◆ WHAT IS BEING ASKED
For the records that follow, return only the count of lines containing the string "отчёт".

◆ EXTRACTED MATERIAL
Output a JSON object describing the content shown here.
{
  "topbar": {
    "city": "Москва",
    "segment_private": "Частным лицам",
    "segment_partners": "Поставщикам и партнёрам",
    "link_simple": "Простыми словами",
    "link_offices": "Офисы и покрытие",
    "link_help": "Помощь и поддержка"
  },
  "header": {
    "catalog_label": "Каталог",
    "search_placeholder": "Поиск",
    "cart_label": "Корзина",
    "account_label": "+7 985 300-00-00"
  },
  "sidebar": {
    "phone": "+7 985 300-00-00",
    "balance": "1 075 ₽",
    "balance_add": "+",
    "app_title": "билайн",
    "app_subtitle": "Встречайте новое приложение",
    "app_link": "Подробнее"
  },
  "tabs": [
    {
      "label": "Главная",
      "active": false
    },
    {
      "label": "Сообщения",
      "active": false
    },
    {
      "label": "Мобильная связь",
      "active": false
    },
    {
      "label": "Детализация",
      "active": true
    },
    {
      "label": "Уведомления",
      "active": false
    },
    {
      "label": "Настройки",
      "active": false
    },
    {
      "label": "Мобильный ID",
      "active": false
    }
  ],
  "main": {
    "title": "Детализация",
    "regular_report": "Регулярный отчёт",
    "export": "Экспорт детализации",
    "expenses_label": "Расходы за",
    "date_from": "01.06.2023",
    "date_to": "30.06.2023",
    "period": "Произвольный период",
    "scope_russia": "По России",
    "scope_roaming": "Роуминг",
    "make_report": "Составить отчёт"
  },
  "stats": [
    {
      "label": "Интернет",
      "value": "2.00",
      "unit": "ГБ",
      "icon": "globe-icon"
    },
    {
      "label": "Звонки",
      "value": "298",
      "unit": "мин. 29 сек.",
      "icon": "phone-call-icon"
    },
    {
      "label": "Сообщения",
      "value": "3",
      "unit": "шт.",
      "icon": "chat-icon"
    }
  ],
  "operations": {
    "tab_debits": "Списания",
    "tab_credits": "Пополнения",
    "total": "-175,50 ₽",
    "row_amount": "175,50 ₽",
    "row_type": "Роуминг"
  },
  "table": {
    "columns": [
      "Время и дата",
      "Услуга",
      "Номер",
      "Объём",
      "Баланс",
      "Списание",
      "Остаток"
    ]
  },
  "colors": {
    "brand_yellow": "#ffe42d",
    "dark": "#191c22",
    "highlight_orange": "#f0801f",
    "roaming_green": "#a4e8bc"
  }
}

◆ SOLUTION BELOW
2